But if you’re more of a cat supporter, the 2018 FIFA World Cup is a handy prompt to expand your cat knowledge by buffing up on these feline facts from some of the notable teams involved.
Russia Hearts Cats
Russia is the host country for the 2018 FIFA World Cup. The team isn’t tipped to do well in the tournament — but its citizens are confirmed cat lovers with surveys suggesting Russia has the highest number of cat owners out of any country in the world. Apparently this feline fanaticism harks back to the 1700s when Empress Elizabeth ruled and cats were brought to her palace to live out luxurious lives under the guise of vermin protection officers.
Peru’s Famous Cat Park
Peru is taking part in the 2018 FIFA World Cup for the first time in 36 years. While the South American country might be most associated with the adventures of Paddington Bear, the capital city of Lima also hosts the famous Kennedy Park, which is colloquially known as the Cat Park. It’s home to over 150 very people-friendly cats and has become a bona fide tourist hot spot.
Spain’s Political Cats
In the town of Trigueros del Valle in Spain, cats (and dogs) have been officially granted the same rights as humans. Defining the animals as “non-human neighbors,” the town of approximately 300 residents voted that they wanted to “dignify the lives of cats and dogs.” In practice, this is part of an attempt to bring an end to animal abuse while addressing (and caring for) the town’s stray cat issues.
Japan’s Pop Culture Cat Obsession
When it comes to pop culture cats, Japan rules. The country has given us animated characters like Hello Kitty and Doraemon, become the world leader in cat cafes, and spread the Maneki Neko good luck charm (aka the raised paw cat statue you’ll find in stores and restaurants) around the world. But there’s a religious origin behind the country’s obsession: Cats were originally brought over on ships from China as guardians of ancient Buddhist scriptures that were being transported on board.
Croatia’s Feral Cat Scene
The Old Town area of Dubrovnik in Croatia is awash with cats. Locals care for these kitties, who spend their days roaming around the churches and monuments of the area. It’s said that the proliferation of cats comes from a lack of a TNR culture — but the town seems happy to step up and care for the felines no matter how many they number.
Costa Rica’s Wild Cats
Costa Rica is a haven for wild cats. The country can count on at least six different species of wild cats prowling around its land: The Ocelot, Margay, Jaguar, Puma, Jaguarundi and Oncilla.
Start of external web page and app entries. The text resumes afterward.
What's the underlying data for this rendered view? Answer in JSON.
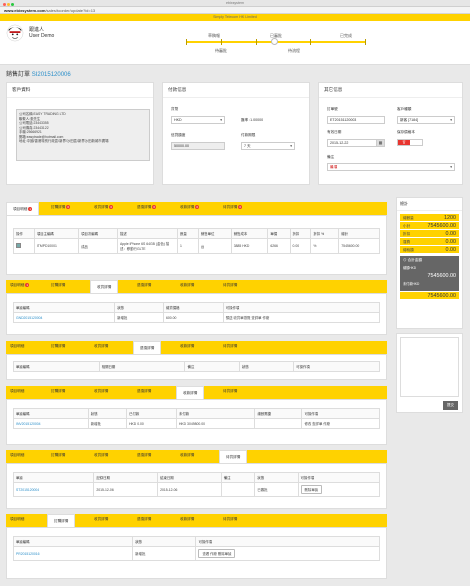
{
  "browser": {
    "title": "ebixsystem",
    "url_host": "www.ebixsystem.com",
    "url_path": "/sales/toorder/update?id=13"
  },
  "brand": "Simply Telecom HK Limited",
  "user": {
    "name": "跟進人",
    "role": "User Demo"
  },
  "progress": {
    "top_steps": [
      "草稿報",
      "已審批",
      "已完成"
    ],
    "bottom_steps": [
      "待審批",
      "待流程"
    ],
    "current_step": "已審批"
  },
  "page_title": {
    "label": "銷售訂單",
    "id": "SI2015120006"
  },
  "customer": {
    "heading": "客戶資料",
    "address_lines": [
      "公司名稱:EASY TRADING LTD",
      "聯繫人:張先生",
      "公司電話:23443355",
      "公司傳真:23443122",
      "手機:25666921",
      "郵箱:easytrade@hotmail.com",
      "地址:中國/香港特別行政區/新界/沙田區/新界沙田新城市廣場"
    ]
  },
  "payment": {
    "heading": "付款信息",
    "currency_label": "貨幣",
    "currency_value": "HKD",
    "rate_label": "匯率 :1.00000",
    "credit_label": "信貸額度",
    "credit_value": "50000.00",
    "terms_label": "付款期限",
    "terms_value": "7 天"
  },
  "other": {
    "heading": "其它信息",
    "order_no_label": "訂單號",
    "order_no_value": "ET20151120003",
    "customer_group_label": "客戶種類",
    "customer_group_value": "新客 [7184]",
    "date_label": "有效日期",
    "date_value": "2015-12-22",
    "tax_label": "保存價格本",
    "toggle_value": "否",
    "remark_label": "備注",
    "remark_value": "最項"
  },
  "tabs_main": [
    "項目明細",
    "訂購詳情",
    "收貨詳情",
    "退換詳情",
    "收款詳情",
    "待貨詳情"
  ],
  "tabs_badges": [
    "1",
    "0",
    "0",
    "0",
    "0",
    "0"
  ],
  "items_table": {
    "headers": [
      "操作",
      "項目主編碼",
      "項目次編碼",
      "描述",
      "數量",
      "銷售單位",
      "銷售成本",
      "單價",
      "折扣",
      "折扣 %",
      "總計"
    ],
    "rows": [
      [
        "",
        "ITMPD10001",
        "成品",
        "Apple iPhone 6S 64GB (金色) 描述：移動行GLTE",
        "1",
        "台",
        "3885 HKD",
        "6266",
        "0.00",
        "%",
        "7545600.00"
      ]
    ]
  },
  "tabs_receive": [
    "項目明細",
    "訂購詳情",
    "收貨詳情",
    "退換詳情",
    "收款詳情",
    "待貨詳情"
  ],
  "receive_table": {
    "headers": [
      "單據編碼",
      "狀態",
      "總貨價格",
      "可操作項"
    ],
    "rows": [
      [
        "GND2015120004",
        "新增批",
        "600.00",
        "預送  收貨單瀏覽  查詳單  作廢"
      ]
    ]
  },
  "tabs_return": [
    "項目明細",
    "訂購詳情",
    "收貨詳情",
    "退換詳情",
    "收款詳情",
    "待貨詳情"
  ],
  "return_table": {
    "headers": [
      "單據編碼",
      "相關日期",
      "備注",
      "狀態",
      "可操作項"
    ],
    "rows": []
  },
  "tabs_invoice": [
    "項目明細",
    "訂購詳情",
    "收貨詳情",
    "退換詳情",
    "收款詳情",
    "待貨詳情"
  ],
  "invoice_table": {
    "headers": [
      "單據編碼",
      "狀態",
      "已付款",
      "未付款",
      "總數需捷",
      "可操作項"
    ],
    "rows": [
      [
        "INV2015120004",
        "新增批",
        "HKD 0.00",
        "HKD 3049800.00",
        "",
        "修改  查詳單  作廢"
      ]
    ]
  },
  "tabs_pending": [
    "項目明細",
    "訂購詳情",
    "收貨詳情",
    "退換詳情",
    "收款詳情",
    "待貨詳情"
  ],
  "pending_table": {
    "headers": [
      "單據",
      "記錄日期",
      "結束日期",
      "備注",
      "狀態",
      "可操作項"
    ],
    "rows": [
      [
        "ST2015120004",
        "2015-12-06",
        "2015-12-06",
        "",
        "已審批",
        "刪除單據"
      ]
    ]
  },
  "tabs_order": [
    "項目明細",
    "訂購詳情",
    "收貨詳情",
    "退換詳情",
    "收款詳情",
    "待貨詳情"
  ],
  "order_table": {
    "headers": [
      "單據編碼",
      "狀態",
      "可操作項"
    ],
    "rows": [
      [
        "PR2015120016",
        "新增批",
        "查看  作廢  刪除單據"
      ]
    ]
  },
  "summary": {
    "heading": "總計",
    "rows": [
      {
        "label": "總數量",
        "value": "1200"
      },
      {
        "label": "小計",
        "value": "7545600.00"
      },
      {
        "label": "折扣",
        "value": "0.00"
      },
      {
        "label": "運費",
        "value": "0.00"
      },
      {
        "label": "總稅額",
        "value": "0.00"
      }
    ],
    "total_label": "⊙ 合計金額",
    "total_hkd_label": "總額HKD",
    "total_value": "7545600.00",
    "net_label": "未付款HKD",
    "net_value": "7545600.00",
    "submit": "提交"
  },
  "colors": {
    "accent": "#ffd200",
    "link": "#2a8ec9",
    "badge": "#e8352f"
  }
}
Of the wild cats you might not have heard much about, the Jaguarundi is often said to resemble a weasel and the Oncilla is a small and shy wild cat who likes to hang out up in the mountains.
Iceland’s Christmas Cat
Iceland has an official Christmas Cat. He’s named Jólakötturinn and, according to festive mythology, he lives with the parents of Iceland’s 13 — count ’em — Santa Clauses. The cat also apparently loves to chow down on human flesh — although if you receive a new piece of clothing and wear it before Christmas, you’ll be safe from Jólakötturinn’s fangs.